Sanskrit is an Indian classical language whose history stretches back over three thousand years. For much of that time, Sanskrit has been the primary vehicle of intellectual, literary, and religious expression in India. As a language of learning, Sanskrit has served as the cosmopolitan arena in which, for two millennia, forms of systematic knowledge – including logic, grammar, rhetoric, mathematics, astronomy, metaphysics, epistemology, hermeneutics, law, politics, and aesthetics – have been subjected to vigorous debate. As a literary language, Sanskrit has provided the formal medium for poetry, romance, epic, drama, and story literature that was much admired across Asia, imitated, adapted, and translated. As a medium of religious culture, millions of Buddhists, Hindus, and Jains use Sanskrit even today, as they have done in the past. So do practitioners of yoga around the world.
The ‘discovery’ of Sanskrit by European scholars in the late eighteenth century has been hugely important to the development of historical linguistics and comparative philology, being crucial to the reconstruction of Proto-Indo-European, the ancestor of most European and all Indo-Iranian languages.
The earliest Sanskrit is Vedic, the language of the Vedas. These are religious texts with poetic and philosophical elements, which over time became the authoritative, revealed literature of Brahmanical Hinduism. Most Hindu religious literature, the sacred texts of Śaivas and Vaiṣṇavas, for example, are written in Sanskrit. Many of the Buddhist Sūtra texts that are read across Asia were put into a form of Sanskrit that was especially marked as Buddhist. The Jaina Āgamas were put into Sanskrit as well. Among the many treasures of Sanskrit literature are two monumental heroic epics, the Mahābhārata and Rāmāyaṇa, whose stories and episodes have been adapted and retold by later poets and dramatists, first in Sanskrit and later in the modern languages of India. Four of the five canonical long-form poems in Sanskrit, the mahākāvyas, by the poets Kālidāsa, Bhāravi, Māgha and Śrīharṣa, adapt stories from the two great epics.
Sanskrit can be studied in Oxford at both the undergraduate and graduate level. At the undergraduate level, there is a BA degree in Sanskrit, based in Asian and Middle Eastern Studies.
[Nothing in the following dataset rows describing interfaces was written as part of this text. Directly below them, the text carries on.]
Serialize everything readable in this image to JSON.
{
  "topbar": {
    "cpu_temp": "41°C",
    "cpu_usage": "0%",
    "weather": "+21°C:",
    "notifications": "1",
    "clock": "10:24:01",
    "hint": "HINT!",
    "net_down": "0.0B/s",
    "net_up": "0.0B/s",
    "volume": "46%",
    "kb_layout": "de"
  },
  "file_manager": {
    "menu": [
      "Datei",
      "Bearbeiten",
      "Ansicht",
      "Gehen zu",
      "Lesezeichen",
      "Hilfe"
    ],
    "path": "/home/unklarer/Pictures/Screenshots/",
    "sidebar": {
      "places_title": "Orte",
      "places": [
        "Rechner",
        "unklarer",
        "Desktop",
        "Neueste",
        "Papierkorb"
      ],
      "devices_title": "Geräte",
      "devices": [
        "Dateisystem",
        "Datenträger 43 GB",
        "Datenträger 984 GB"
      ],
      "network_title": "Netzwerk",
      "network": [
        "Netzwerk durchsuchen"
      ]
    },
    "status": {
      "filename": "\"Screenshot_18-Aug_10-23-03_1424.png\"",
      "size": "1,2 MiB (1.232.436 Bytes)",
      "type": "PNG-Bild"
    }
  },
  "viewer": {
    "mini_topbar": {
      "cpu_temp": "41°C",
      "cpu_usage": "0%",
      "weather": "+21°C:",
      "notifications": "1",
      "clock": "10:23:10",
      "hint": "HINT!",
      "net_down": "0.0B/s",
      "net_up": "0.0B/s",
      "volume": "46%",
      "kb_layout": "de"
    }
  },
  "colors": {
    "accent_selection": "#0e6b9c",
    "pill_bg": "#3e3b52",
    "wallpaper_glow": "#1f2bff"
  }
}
There are also two joint degrees where Sanskrit is an optional choice: in Classics & Asian and Middle Eastern Studies, and in Religion & Asian and Middle Eastern Studies. At the graduate level, Sanskrit forms a major part of the MPhil in Classical Indian Religion, and can also be studied as part of the MPhil in Buddhist Studies and the MPhil in Modern South Asian Studies or MSc in Modern South Asian Studies. Graduate students may work primarily in Sanskrit in the MSt in Asian and Middle Eastern Studies or the DPhil in Asian and Middle Eastern Studies, the research degrees. Here it is assumed that the student will arrive with a substantial knowledge of Sanskrit to begin with. In the other courses a student can start from the beginning.
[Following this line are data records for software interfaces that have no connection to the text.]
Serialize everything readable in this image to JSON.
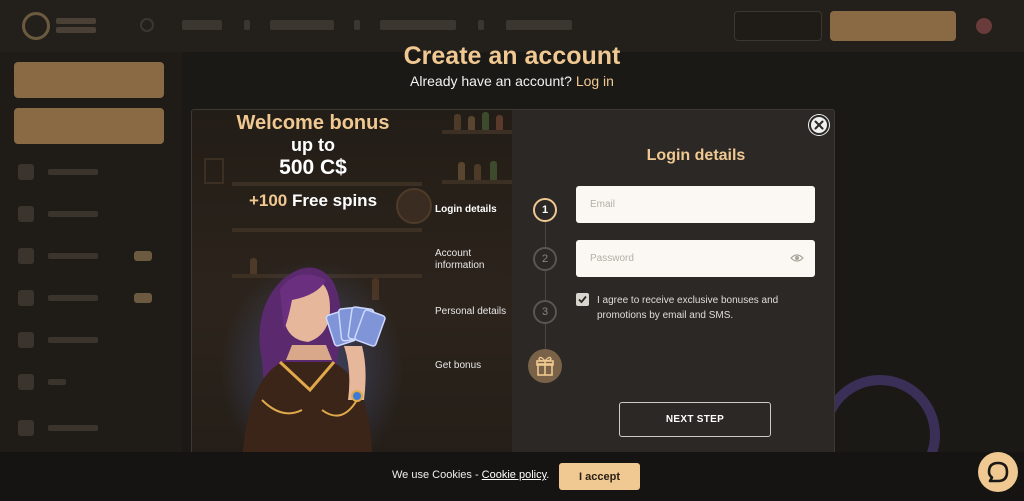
{
  "page": {
    "title": "Create an account",
    "already_text": "Already have an account?",
    "login_link": "Log in"
  },
  "promo": {
    "title": "Welcome bonus",
    "up_to": "up to",
    "amount": "500 C$",
    "spins_plus": "+100",
    "spins_text": "Free spins"
  },
  "steps": [
    {
      "label": "Login details",
      "number": "1",
      "active": true
    },
    {
      "label": "Account information",
      "number": "2",
      "active": false
    },
    {
      "label": "Personal details",
      "number": "3",
      "active": false
    },
    {
      "label": "Get bonus",
      "icon": "gift-icon",
      "active": false
    }
  ],
  "form": {
    "title": "Login details",
    "email_placeholder": "Email",
    "email_value": "",
    "password_placeholder": "Password",
    "password_value": "",
    "agree_checked": true,
    "agree_text": "I agree to receive exclusive bonuses and promotions by email and SMS.",
    "next_label": "NEXT STEP",
    "close_icon": "close-icon",
    "eye_icon": "eye-icon"
  },
  "cookie": {
    "text_prefix": "We use Cookies - ",
    "link": "Cookie policy",
    "text_suffix": ".",
    "accept_label": "I accept"
  },
  "chat": {
    "icon": "chat-icon"
  },
  "colors": {
    "accent": "#f0c891",
    "modal_bg": "#2b2825",
    "page_bg": "#1b1916",
    "field_bg": "#fbf8f3"
  }
}
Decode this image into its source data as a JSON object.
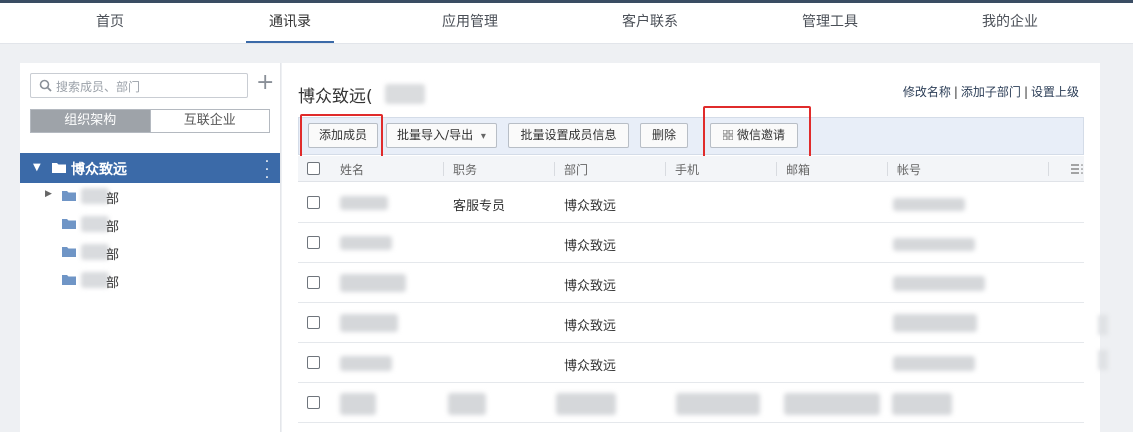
{
  "nav": {
    "items": [
      {
        "label": "首页"
      },
      {
        "label": "通讯录"
      },
      {
        "label": "应用管理"
      },
      {
        "label": "客户联系"
      },
      {
        "label": "管理工具"
      },
      {
        "label": "我的企业"
      }
    ],
    "active": "通讯录"
  },
  "sidebar": {
    "search_placeholder": "搜索成员、部门",
    "tabs": [
      "组织架构",
      "互联企业"
    ],
    "active_tab": "组织架构",
    "root": "博众致远",
    "children": [
      "部",
      "部",
      "部",
      "部"
    ]
  },
  "main": {
    "title": "博众致远(",
    "links": [
      "修改名称",
      "添加子部门",
      "设置上级"
    ],
    "toolbar": {
      "add_member": "添加成员",
      "batch_import": "批量导入/导出",
      "batch_import_caret": "▾",
      "batch_set": "批量设置成员信息",
      "delete": "删除",
      "wechat_invite": "微信邀请"
    },
    "columns": [
      "姓名",
      "职务",
      "部门",
      "手机",
      "邮箱",
      "帐号"
    ],
    "rows": [
      {
        "position": "客服专员",
        "department": "博众致远"
      },
      {
        "position": "",
        "department": "博众致远"
      },
      {
        "position": "",
        "department": "博众致远"
      },
      {
        "position": "",
        "department": "博众致远"
      },
      {
        "position": "",
        "department": "博众致远"
      }
    ]
  },
  "colors": {
    "accent": "#3b6aa8",
    "highlight_box": "#e02b2b",
    "toolbar_bg": "#e8eef8"
  }
}
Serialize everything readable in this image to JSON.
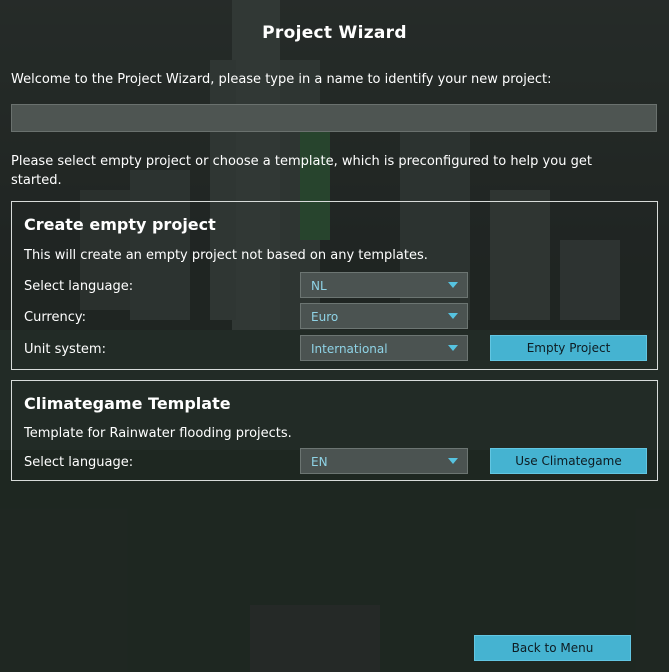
{
  "wizard": {
    "title": "Project Wizard",
    "intro": "Welcome to the Project Wizard, please type in a name to identify your new project:",
    "project_name_value": "",
    "select_note": "Please select empty project or choose a template, which is preconfigured to help you get started."
  },
  "empty_project": {
    "title": "Create empty project",
    "description": "This will create an empty project not based on any templates.",
    "language_label": "Select language:",
    "language_value": "NL",
    "currency_label": "Currency:",
    "currency_value": "Euro",
    "unit_label": "Unit system:",
    "unit_value": "International",
    "button_label": "Empty Project"
  },
  "climategame": {
    "title": "Climategame Template",
    "description": "Template for Rainwater flooding projects.",
    "language_label": "Select language:",
    "language_value": "EN",
    "button_label": "Use Climategame"
  },
  "footer": {
    "back_label": "Back to Menu"
  },
  "colors": {
    "accent": "#45b3d1",
    "dropdown_text": "#8fd3e6"
  }
}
The BA course in Sanskrit is flexible by design. It aims to give students a solid grounding in the language, and to impart at the same time a general knowledge of the Indian cultural setting in which Sanskrit has had its life and meaning. A substantial amount of the teaching proceeds through the close reading and understanding of texts. Emphasis is placed at the same time on developing a broad understanding of the major literary and intellectual developments in Sanskrit, as well as a familiarity with what modern scholars have identified as key debates and topics.
Students on the Sanskrit BA course learn a second language as a minor option, either Hindi, Old Persian, Pali, Prakrit, or Tibetan. Given the flexibility within the Asian and Middle Eastern Studies Faculty, recent students have been able exceptionally to opt for Persian and Arabic. Students on the Chinese BA course may choose Sanskrit as a minor option, while one student on the Japanese BA course course did Sanskrit as a minor option.
For the past few decades the Faculty has been able to send students to India, if they wish to go, in order to study during the summer vacation between their second and third years.
The study of Sanskrit at Oxford is supported by unparalleled library collections in the Bodleian library and some of the college libraries. The Nizami Ganjavi Library and the Sackler Library next door have substantial teaching collections. Collectively, Oxford’s museums and libraries have some of the best collections of Indian artwork and manuscripts in Europe.
The research expertise of the current staff in Sanskrit lies in the Indian grammatical tradition, the history of Indian science, the Tantric traditions in India, Mahāyāna Buddhism, the Vedic and Brahmanical tradition, and the historical philology of the Indo-Aryan and the Indo-Iranian languages.